OKLAHOMA CITY — Tennessee began practice Thursday in typical fashion. The players and coaches gathered in a circle, and a thought for the day was shared.
In this case, the thought took the form of a question: “Does your game travel?”
Since then, the Lady Vols have left the comforts of home, where they scored two victories to open the NCAA women’s basketball tournament. They have traveled 850 miles and put the finishing touches on an answer for Sunday’s semifinals of the Oklahoma City regional.
No. 2 seed Tennessee (26-7) will face No. 6 Oklahoma (24-10) at 4:30 p.m. at Chesapeake Energy Arena (TV: ESPN2). Top seed Baylor (34-1) will play No. 5 Louisville (26-8) in the other semifinal.

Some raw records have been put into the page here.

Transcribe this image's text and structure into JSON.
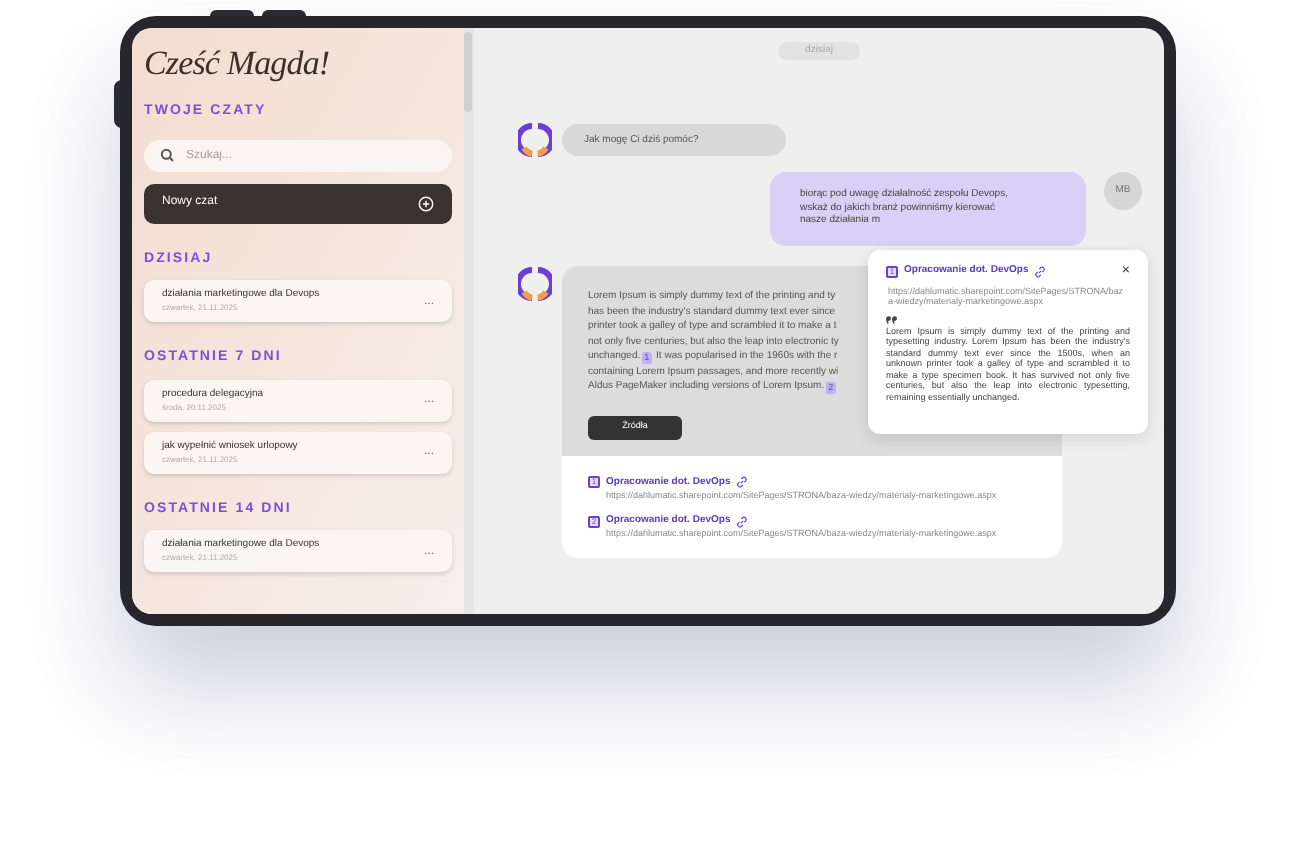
{
  "sidebar": {
    "greeting": "Cześć Magda!",
    "section_title": "TWOJE CZATY",
    "search": {
      "placeholder": "Szukaj..."
    },
    "new_chat": "Nowy czat",
    "groups": [
      {
        "title": "DZISIAJ",
        "chats": [
          {
            "title": "działania marketingowe dla Devops",
            "date": "czwartek, 21.11.2025",
            "menu": "..."
          }
        ]
      },
      {
        "title": "OSTATNIE 7 DNI",
        "chats": [
          {
            "title": "procedura delegacyjna",
            "date": "środa, 20.11.2025",
            "menu": "..."
          },
          {
            "title": "jak wypełnić wniosek urlopowy",
            "date": "czwartek, 21.11.2025",
            "menu": "..."
          }
        ]
      },
      {
        "title": "OSTATNIE 14 DNI",
        "chats": [
          {
            "title": "działania marketingowe dla Devops",
            "date": "czwartek, 21.11.2025",
            "menu": "..."
          }
        ]
      }
    ]
  },
  "chat": {
    "date_divider": "dzisiaj",
    "messages": [
      {
        "kind": "bot",
        "text": "Jak mogę Ci dziś pomóc?"
      },
      {
        "kind": "user",
        "avatar": "MB",
        "lines": [
          "biorąc pod uwagę działalność zespołu Devops,",
          "wskaż do jakich branż powinniśmy kierować",
          "nasze działania m"
        ]
      },
      {
        "kind": "answer",
        "lines": [
          [
            {
              "kind": "text",
              "text": "Lorem Ipsum is simply dummy text of the printing and ty"
            }
          ],
          [
            {
              "kind": "text",
              "text": "has been the industry's standard dummy text ever since"
            }
          ],
          [
            {
              "kind": "text",
              "text": "printer took a galley of type and scrambled it to make a t"
            }
          ],
          [
            {
              "kind": "text",
              "text": "not only five centuries, but also the leap into electronic ty"
            }
          ],
          [
            {
              "kind": "text",
              "text": "unchanged."
            },
            {
              "kind": "cite",
              "text": "1"
            },
            {
              "kind": "text",
              "text": " It was popularised in the 1960s with the r"
            }
          ],
          [
            {
              "kind": "text",
              "text": "containing Lorem Ipsum passages, and more recently wi"
            }
          ],
          [
            {
              "kind": "text",
              "text": "Aldus PageMaker including versions of Lorem Ipsum."
            },
            {
              "kind": "cite",
              "text": "2"
            }
          ]
        ],
        "sources_button": "Źródła",
        "sources": [
          {
            "number": "1",
            "title": "Opracowanie dot. DevOps",
            "url": "https://dahlumatic.sharepoint.com/SitePages/STRONA/baza-wiedzy/materialy-marketingowe.aspx"
          },
          {
            "number": "2",
            "title": "Opracowanie dot. DevOps",
            "url": "https://dahlumatic.sharepoint.com/SitePages/STRONA/baza-wiedzy/materialy-marketingowe.aspx"
          }
        ]
      }
    ]
  },
  "popup": {
    "number": "1",
    "title": "Opracowanie dot. DevOps",
    "close": "×",
    "url": "https://dahlumatic.sharepoint.com/SitePages/STRONA/baza-wiedzy/materialy-marketingowe.aspx",
    "quote": "Lorem Ipsum is simply dummy text of the printing and typesetting industry. Lorem Ipsum has been the industry's standard dummy text ever since the 1500s, when an unknown printer took a galley of type and scrambled it to make a type specimen book. It has survived not only five centuries, but also the leap into electronic typesetting, remaining essentially unchanged."
  }
}
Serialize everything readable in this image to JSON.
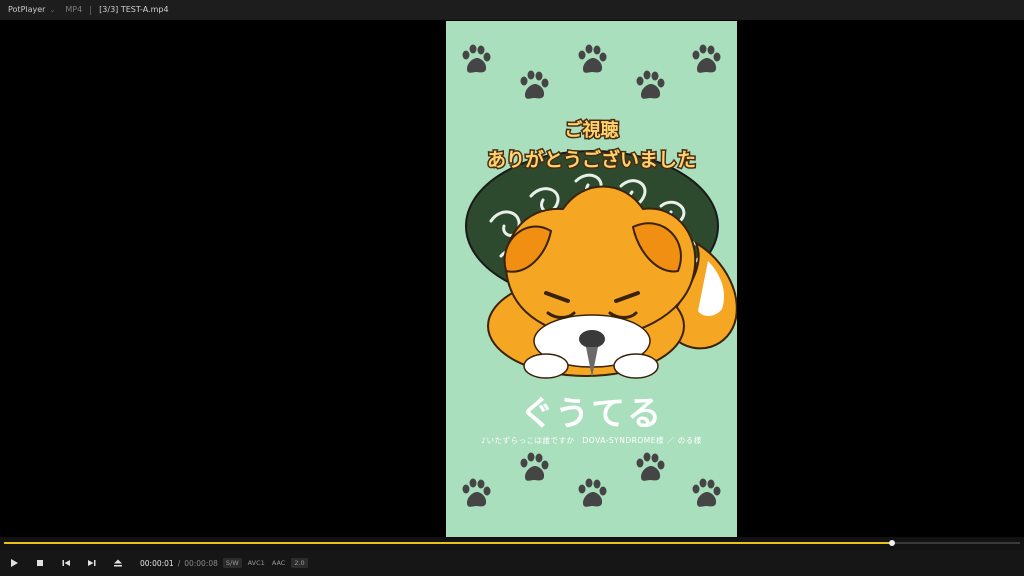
{
  "titlebar": {
    "app_name": "PotPlayer",
    "format": "MP4",
    "file_title": "[3/3] TEST-A.mp4"
  },
  "video": {
    "caption_line1": "ご視聴",
    "caption_line2": "ありがとうございました",
    "ending_title": "ぐうてる",
    "credit": "♪いたずらっこは誰ですか　DOVA-SYNDROME様 ／ のる様",
    "background_color": "#a9dfbc",
    "paw_color": "#454545"
  },
  "player": {
    "seek_progress": 0.874,
    "current_time": "00:00:01",
    "time_separator": "/",
    "total_time": "00:00:08",
    "badges": [
      "S/W",
      "AVC1",
      "AAC",
      "2.0"
    ],
    "buttons": [
      "play-icon",
      "stop-icon",
      "previous-icon",
      "next-icon",
      "eject-icon"
    ],
    "accent_color": "#e8c21a"
  }
}
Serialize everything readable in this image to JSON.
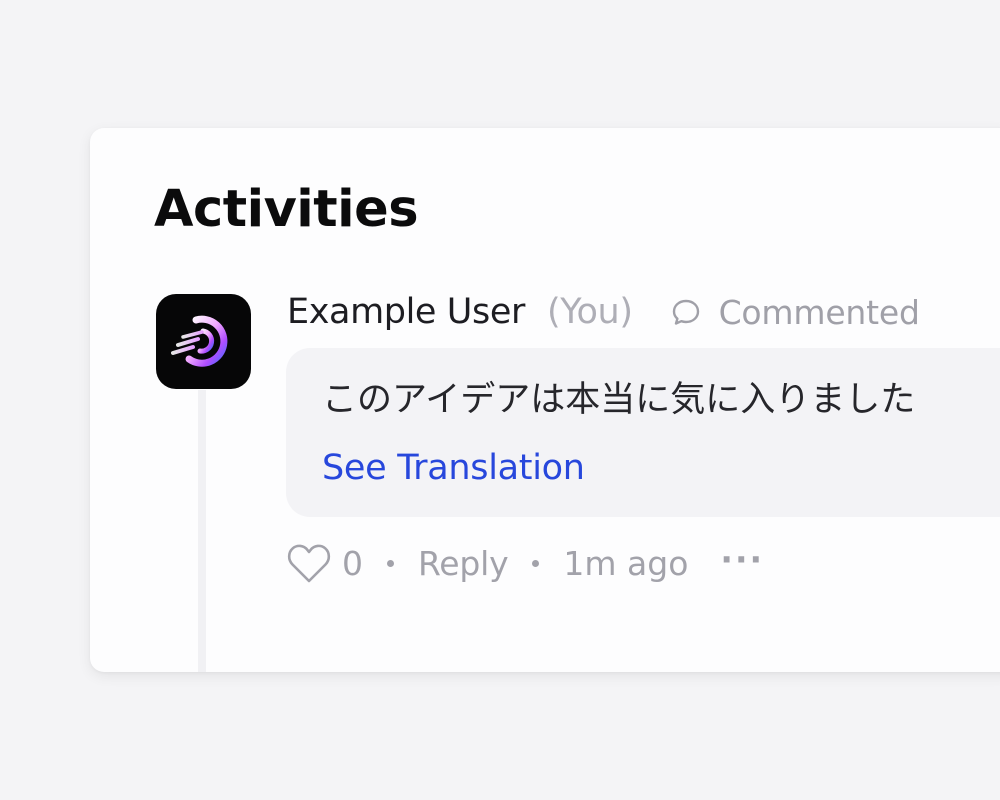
{
  "section": {
    "title": "Activities"
  },
  "activity": {
    "user_name": "Example User",
    "you_tag": "(You)",
    "action_icon": "comment-icon",
    "action_label": "Commented",
    "comment_text": "このアイデアは本当に気に入りました",
    "translate_label": "See Translation",
    "like_count": "0",
    "reply_label": "Reply",
    "timestamp": "1m ago",
    "more_label": "···"
  },
  "colors": {
    "page_background": "#f4f4f6",
    "card_background": "#fdfdfe",
    "bubble_background": "#f3f3f6",
    "link": "#2747dc",
    "muted_text": "#a2a2aa",
    "avatar_background": "#060607"
  }
}
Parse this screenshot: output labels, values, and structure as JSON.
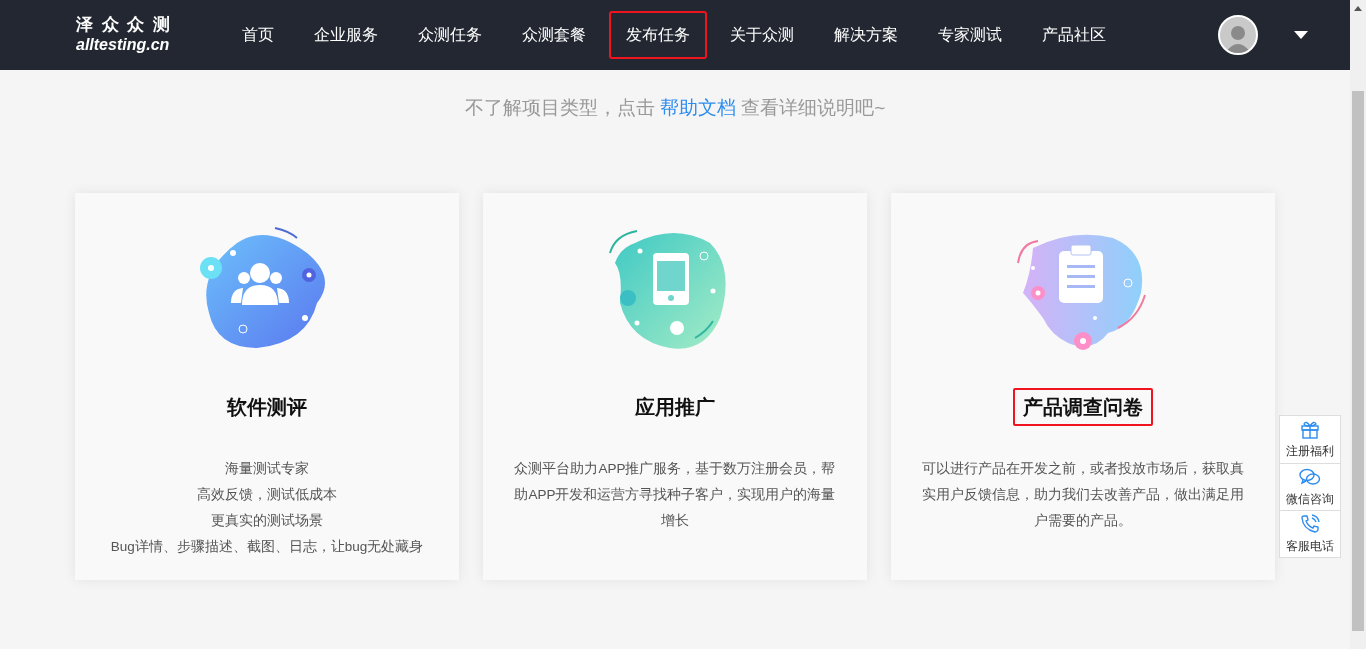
{
  "header": {
    "logo": {
      "name": "泽 众 众 测",
      "domain": "alltesting.cn"
    },
    "nav": [
      {
        "label": "首页",
        "highlighted": false
      },
      {
        "label": "企业服务",
        "highlighted": false
      },
      {
        "label": "众测任务",
        "highlighted": false
      },
      {
        "label": "众测套餐",
        "highlighted": false
      },
      {
        "label": "发布任务",
        "highlighted": true
      },
      {
        "label": "关于众测",
        "highlighted": false
      },
      {
        "label": "解决方案",
        "highlighted": false
      },
      {
        "label": "专家测试",
        "highlighted": false
      },
      {
        "label": "产品社区",
        "highlighted": false
      }
    ]
  },
  "hint": {
    "before": "不了解项目类型，点击 ",
    "link": "帮助文档",
    "after": " 查看详细说明吧~"
  },
  "cards": [
    {
      "kind": "people",
      "title": "软件测评",
      "highlighted": false,
      "lines": [
        "海量测试专家",
        "高效反馈，测试低成本",
        "更真实的测试场景",
        "Bug详情、步骤描述、截图、日志，让bug无处藏身"
      ]
    },
    {
      "kind": "phone",
      "title": "应用推广",
      "highlighted": false,
      "lines": [
        "众测平台助力APP推广服务，基于数万注册会员，帮助APP开发和运营方寻找种子客户，实现用户的海量增长"
      ]
    },
    {
      "kind": "clipboard",
      "title": "产品调查问卷",
      "highlighted": true,
      "lines": [
        "可以进行产品在开发之前，或者投放市场后，获取真实用户反馈信息，助力我们去改善产品，做出满足用户需要的产品。"
      ]
    }
  ],
  "side_panel": [
    {
      "kind": "gift",
      "label": "注册福利"
    },
    {
      "kind": "chat",
      "label": "微信咨询"
    },
    {
      "kind": "phone",
      "label": "客服电话"
    }
  ]
}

The winners meet at 9 p.m. Tuesday for a trip to the Final Four.
Sunday’s setting qualifies as a neutral site. The arena’s trappings don’t suggest otherwise. The sounds likely will convey a different feeling, however. The game will play out deep in Sooner territory.
“I think our guys do have a great, great feeling about Oklahoma playing in this building,” Oklahoma coach Sherri Coale said. “I think we obviously have a great feeling about playing in front of Oklahoma fans.”
Thursday’s thought for the day was intended to set the tone for the days to come for Tennessee.
“One of the things we’ve discussed with them is the value of consistency,” UT assistant coach Dean Lockwood said, “about how great teams find that consistency and are able to sustain great effort, no matter what the setting, no matter what the circumstances.”
Consistency has been elusive for the Lady Vols away from Knoxville. In some cases, any semblance of regularity has been unwanted in nature.
For example, they opened the regular season in jittery fashion, suffering an 80-71 loss at Chattanooga. They closed the regular season much the same way, committing 31 turnovers and coming unhinged in a 78-65 loss at Kentucky.
In between, they have experienced highs and lows.
The Lady Vols ended the 41-game home winning streak of Miami (Fla.) with a 79-67 victory on Nov. 18.
They were a picture of poise and determination in rallying for a 64-62 victory at LSU on Feb. 7. Four days earlier was an 80-63 loss at Missouri that featured a lackluster effort and defensive indifference.
“If we stick to our game plan, that’s the difference,” forward Cierra Burdick said. “If you look back at UTC, which was one of the two huge road (losses), we played terrible basketball.
“It wasn’t so much the setting. It wasn’t so much that they had their fans or we didn’t have ours. It was a matter of we didn’t stick to our game plan and we didn’t play defense the way we were supposed to play.”
Tennessee’s attention to detail began when it arrived here. The players’ curfew Friday night was 10:30 p.m., a half-hour earlier than normal.
“We were like “Why is curfew at 10:30 when it’s usually 11?’ ” point guard Ariel Massengale said.
The answer was that they had traveled to the central time zone. The new curfew was intended to minimize the difference in the time change.
On Sunday, the Lady Vols intend to proceed literally from possession to possession, mindful of maintaining the lines of communication, along with their focus.
“If you mess up a play,” freshman forward Jasmine Jones said, “you can’t let it go over to the next play. You don’t have time for that now.”
It doesn’t suit their travel plans.